* _WHAT TO PRODUCE_: Return the data exactly, but only from the line containing "Parse this screenshot: output" through its last line.

Element data from apps and pages:

──────────

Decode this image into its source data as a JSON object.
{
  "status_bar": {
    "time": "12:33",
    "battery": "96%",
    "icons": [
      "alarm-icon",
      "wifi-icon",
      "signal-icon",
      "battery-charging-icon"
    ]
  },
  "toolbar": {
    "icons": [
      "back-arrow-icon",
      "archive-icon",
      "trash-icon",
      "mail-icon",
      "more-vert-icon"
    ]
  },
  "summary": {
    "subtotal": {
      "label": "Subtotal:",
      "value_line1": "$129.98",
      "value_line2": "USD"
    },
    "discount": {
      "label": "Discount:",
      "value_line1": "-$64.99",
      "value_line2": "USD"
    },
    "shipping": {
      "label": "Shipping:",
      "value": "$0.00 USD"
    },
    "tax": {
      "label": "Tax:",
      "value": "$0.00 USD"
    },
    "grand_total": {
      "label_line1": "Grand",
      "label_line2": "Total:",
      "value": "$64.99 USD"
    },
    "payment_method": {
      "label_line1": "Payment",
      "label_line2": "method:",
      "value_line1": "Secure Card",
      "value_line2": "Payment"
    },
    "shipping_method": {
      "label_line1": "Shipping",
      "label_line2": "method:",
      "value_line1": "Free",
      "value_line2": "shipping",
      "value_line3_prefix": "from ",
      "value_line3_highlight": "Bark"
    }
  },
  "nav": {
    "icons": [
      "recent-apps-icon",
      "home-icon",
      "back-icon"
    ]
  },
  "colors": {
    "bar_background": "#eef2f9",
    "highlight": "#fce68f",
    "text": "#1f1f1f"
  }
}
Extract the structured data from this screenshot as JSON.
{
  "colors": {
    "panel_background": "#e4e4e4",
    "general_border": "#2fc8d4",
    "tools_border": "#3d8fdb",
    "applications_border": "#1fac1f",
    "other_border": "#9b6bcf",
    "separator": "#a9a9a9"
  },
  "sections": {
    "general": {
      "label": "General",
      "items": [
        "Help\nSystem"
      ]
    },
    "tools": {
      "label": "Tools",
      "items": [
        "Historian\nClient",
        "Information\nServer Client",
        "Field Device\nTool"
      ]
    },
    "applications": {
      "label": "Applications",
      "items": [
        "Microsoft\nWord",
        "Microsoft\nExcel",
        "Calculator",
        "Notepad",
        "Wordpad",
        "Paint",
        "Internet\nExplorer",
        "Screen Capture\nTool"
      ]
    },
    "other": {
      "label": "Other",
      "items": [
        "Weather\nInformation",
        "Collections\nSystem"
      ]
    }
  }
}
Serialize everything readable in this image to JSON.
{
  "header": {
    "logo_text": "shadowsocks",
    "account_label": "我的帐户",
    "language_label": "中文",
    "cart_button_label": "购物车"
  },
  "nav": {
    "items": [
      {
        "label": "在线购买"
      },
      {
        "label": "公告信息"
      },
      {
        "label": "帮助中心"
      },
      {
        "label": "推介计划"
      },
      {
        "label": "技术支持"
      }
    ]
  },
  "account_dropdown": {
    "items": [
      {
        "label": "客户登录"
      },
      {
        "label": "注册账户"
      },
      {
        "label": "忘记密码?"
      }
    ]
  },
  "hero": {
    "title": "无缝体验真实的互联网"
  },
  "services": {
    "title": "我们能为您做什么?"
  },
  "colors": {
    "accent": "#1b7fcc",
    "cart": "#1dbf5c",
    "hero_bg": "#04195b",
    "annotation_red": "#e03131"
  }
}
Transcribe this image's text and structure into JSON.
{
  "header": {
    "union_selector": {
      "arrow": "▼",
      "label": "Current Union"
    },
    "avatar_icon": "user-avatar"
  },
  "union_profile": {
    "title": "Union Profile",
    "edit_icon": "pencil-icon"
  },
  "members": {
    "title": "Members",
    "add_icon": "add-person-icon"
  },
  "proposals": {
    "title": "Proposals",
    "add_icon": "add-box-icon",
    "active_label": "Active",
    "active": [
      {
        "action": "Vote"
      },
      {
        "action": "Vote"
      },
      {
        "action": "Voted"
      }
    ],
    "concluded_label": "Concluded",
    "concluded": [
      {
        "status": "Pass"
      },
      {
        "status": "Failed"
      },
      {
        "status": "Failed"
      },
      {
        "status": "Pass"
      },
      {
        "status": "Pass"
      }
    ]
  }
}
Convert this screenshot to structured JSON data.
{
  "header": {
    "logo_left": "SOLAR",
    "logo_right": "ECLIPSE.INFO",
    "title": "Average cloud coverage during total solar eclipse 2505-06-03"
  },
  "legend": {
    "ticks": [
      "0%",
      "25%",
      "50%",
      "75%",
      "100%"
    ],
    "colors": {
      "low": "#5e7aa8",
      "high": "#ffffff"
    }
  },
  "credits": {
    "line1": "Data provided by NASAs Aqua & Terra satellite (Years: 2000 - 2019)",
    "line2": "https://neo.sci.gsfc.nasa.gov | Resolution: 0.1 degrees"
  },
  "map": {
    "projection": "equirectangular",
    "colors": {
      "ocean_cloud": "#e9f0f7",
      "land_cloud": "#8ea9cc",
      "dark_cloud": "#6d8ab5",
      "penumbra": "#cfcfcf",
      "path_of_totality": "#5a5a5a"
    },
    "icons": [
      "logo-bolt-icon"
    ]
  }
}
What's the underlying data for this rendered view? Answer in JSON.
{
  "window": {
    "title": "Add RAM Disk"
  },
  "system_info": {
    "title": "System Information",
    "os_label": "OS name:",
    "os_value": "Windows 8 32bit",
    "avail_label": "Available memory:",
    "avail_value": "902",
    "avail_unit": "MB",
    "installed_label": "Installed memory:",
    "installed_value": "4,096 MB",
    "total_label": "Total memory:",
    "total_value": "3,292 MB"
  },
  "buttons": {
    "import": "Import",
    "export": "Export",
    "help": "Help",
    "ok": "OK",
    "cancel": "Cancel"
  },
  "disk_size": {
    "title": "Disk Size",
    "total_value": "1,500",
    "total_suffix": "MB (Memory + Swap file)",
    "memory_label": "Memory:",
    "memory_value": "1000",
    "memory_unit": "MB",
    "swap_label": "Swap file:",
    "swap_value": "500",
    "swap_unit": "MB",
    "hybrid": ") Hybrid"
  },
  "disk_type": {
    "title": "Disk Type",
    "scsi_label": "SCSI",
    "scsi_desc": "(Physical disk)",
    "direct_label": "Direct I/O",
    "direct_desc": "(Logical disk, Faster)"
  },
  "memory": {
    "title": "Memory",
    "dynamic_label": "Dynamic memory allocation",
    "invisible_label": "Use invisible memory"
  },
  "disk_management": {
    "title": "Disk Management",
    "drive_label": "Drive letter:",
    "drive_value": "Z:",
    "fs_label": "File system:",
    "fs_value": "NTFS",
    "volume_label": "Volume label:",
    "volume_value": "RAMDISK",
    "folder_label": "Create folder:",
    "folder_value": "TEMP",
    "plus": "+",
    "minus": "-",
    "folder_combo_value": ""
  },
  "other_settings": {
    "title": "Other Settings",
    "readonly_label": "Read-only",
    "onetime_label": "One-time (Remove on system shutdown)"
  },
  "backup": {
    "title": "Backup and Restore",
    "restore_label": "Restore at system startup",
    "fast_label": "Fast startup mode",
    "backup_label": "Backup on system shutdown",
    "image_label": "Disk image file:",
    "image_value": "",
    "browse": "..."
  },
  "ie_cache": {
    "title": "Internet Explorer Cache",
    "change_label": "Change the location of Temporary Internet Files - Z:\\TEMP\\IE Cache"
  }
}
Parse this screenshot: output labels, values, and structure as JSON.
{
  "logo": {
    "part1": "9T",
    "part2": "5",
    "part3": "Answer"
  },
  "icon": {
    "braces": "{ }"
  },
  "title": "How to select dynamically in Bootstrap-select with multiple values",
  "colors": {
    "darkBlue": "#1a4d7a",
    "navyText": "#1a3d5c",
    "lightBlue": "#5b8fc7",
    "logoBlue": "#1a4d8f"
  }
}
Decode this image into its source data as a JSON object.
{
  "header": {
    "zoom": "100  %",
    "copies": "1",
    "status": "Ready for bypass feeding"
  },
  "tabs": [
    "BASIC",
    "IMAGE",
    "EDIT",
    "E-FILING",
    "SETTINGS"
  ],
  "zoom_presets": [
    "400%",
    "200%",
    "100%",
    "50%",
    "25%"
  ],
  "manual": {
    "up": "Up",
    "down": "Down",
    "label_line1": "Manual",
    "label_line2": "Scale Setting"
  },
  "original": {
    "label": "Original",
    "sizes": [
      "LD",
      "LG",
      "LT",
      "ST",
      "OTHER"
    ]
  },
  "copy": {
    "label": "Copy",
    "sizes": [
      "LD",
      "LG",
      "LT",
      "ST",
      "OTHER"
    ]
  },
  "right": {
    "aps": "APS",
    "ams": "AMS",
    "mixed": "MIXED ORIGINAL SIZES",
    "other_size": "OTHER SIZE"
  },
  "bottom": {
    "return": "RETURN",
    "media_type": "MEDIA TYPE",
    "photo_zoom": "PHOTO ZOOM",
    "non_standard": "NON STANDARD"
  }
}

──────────

* _RESULT OF THE TASK_:
Parse this screenshot: output labels, values, and structure as JSON.
{
  "logo": {
    "part1": "9T",
    "part2": "5",
    "part3": "Answer"
  },
  "icon": {
    "braces": "{ }"
  },
  "title": "How to select dynamically in Bootstrap-select with multiple values",
  "colors": {
    "darkBlue": "#1a4d7a",
    "navyText": "#1a3d5c",
    "lightBlue": "#5b8fc7",
    "logoBlue": "#1a4d8f"
  }
}
Decode this image into its source data as a JSON object.
{
  "header": {
    "zoom": "100  %",
    "copies": "1",
    "status": "Ready for bypass feeding"
  },
  "tabs": [
    "BASIC",
    "IMAGE",
    "EDIT",
    "E-FILING",
    "SETTINGS"
  ],
  "zoom_presets": [
    "400%",
    "200%",
    "100%",
    "50%",
    "25%"
  ],
  "manual": {
    "up": "Up",
    "down": "Down",
    "label_line1": "Manual",
    "label_line2": "Scale Setting"
  },
  "original": {
    "label": "Original",
    "sizes": [
      "LD",
      "LG",
      "LT",
      "ST",
      "OTHER"
    ]
  },
  "copy": {
    "label": "Copy",
    "sizes": [
      "LD",
      "LG",
      "LT",
      "ST",
      "OTHER"
    ]
  },
  "right": {
    "aps": "APS",
    "ams": "AMS",
    "mixed": "MIXED ORIGINAL SIZES",
    "other_size": "OTHER SIZE"
  },
  "bottom": {
    "return": "RETURN",
    "media_type": "MEDIA TYPE",
    "photo_zoom": "PHOTO ZOOM",
    "non_standard": "NON STANDARD"
  }
}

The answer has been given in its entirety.